The reasoning is clear. With a catchment area system what happens is that people with money buy out the catchment area and less well off people don't get a look in. It's clearly daft as people are effectively buying state provision.

Apparently some parents are going to mount a legal challenge. I have a bit of a problem with this. Firstly the council is democratically elected, so ought to be able to decide on local policy, but secondly and rather more importantly there is an election there in May so if the policy is unpopular, the council can be thrown out.

Update 20:10

I hear, (but it may be wrong) that the two most deprived areas in the city of Brighton and Hove, Moulscombe and Whitehawk have their own schools and are not within the new catchments areas of any others even under this new scheme.

If true, it is nice to know that Labour in the city are doing their bit to keep social exclusion going.

If any one can confirm this rumour I would appreciate it.

5 comments:

Ellee said...

It's happening in Suffolk too, and I think everywhere, it's part of the new Labour policy. Our whole lives are going to be a lottery from now on.

Benedict White said...

Well, if you live in some postcodes I suppose that where your kids go to school is a lottery!

Mind you they do this sort of thing in the US and it's popular with parents.

Timothy said...

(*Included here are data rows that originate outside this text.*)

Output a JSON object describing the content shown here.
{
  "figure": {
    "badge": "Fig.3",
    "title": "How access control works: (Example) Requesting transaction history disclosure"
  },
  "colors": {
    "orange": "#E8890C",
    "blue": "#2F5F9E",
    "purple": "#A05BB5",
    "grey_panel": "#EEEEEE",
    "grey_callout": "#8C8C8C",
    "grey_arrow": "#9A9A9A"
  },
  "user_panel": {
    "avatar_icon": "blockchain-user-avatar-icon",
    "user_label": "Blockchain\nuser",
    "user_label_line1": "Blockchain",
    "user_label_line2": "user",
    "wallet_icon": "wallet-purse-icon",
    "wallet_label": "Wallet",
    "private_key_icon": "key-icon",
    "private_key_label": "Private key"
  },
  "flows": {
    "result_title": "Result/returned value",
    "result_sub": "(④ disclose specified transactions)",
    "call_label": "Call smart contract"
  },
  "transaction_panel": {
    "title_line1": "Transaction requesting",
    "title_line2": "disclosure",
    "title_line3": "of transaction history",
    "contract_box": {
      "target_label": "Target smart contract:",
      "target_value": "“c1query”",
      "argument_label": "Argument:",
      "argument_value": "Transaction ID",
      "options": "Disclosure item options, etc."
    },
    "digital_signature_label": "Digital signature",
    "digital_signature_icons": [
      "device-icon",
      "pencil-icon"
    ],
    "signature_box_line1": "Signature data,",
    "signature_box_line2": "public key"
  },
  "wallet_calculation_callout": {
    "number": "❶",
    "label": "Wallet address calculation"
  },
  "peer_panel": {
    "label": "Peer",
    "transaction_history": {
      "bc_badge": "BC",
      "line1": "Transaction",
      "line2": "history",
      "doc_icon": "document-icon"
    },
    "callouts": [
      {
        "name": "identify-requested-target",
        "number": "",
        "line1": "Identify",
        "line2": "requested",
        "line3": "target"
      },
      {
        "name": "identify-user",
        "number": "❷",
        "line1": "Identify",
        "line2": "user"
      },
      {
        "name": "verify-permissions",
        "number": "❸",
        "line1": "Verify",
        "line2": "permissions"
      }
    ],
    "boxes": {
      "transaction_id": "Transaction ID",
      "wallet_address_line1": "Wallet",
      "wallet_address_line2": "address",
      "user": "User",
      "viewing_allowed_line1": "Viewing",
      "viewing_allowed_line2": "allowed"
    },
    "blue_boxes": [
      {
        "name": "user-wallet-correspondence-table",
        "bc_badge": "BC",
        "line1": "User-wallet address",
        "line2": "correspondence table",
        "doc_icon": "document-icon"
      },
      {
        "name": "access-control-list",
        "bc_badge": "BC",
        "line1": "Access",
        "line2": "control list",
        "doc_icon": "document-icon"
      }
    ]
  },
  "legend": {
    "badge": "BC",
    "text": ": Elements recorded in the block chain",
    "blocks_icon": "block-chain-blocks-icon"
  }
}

It can't possibly work if they are, at the same time, encouraging secondary schools to specialise.

I live in Exeter. One of the secondary schools has become a "college of Arts" which now only offers single award science GCSE. Completely useless if your kid is scientifically inclined. Likewise one of the other schools is a "science and technology college".

I'm not particularly enamoured of the specialisation. I think they've taken it way too far. However, the only thing that could make it worse would be if they started allocating the poor kids to the specialist schools randomly.

Benedict White said...

Timothy, that is of course one of the problems with "specialist schools". If you are in the wrong area, you have a problem.

Anonymous said...

This morning we received the news that our younger daughter had been given her first choice- a secondary modern girl's only school. Our Elder daughter passed the 11+ for a Grammar School six years ago.
The best way is for the re-introduction of selective schools with grammar and properly funded techical schools but most per capita funding should be in the technical sector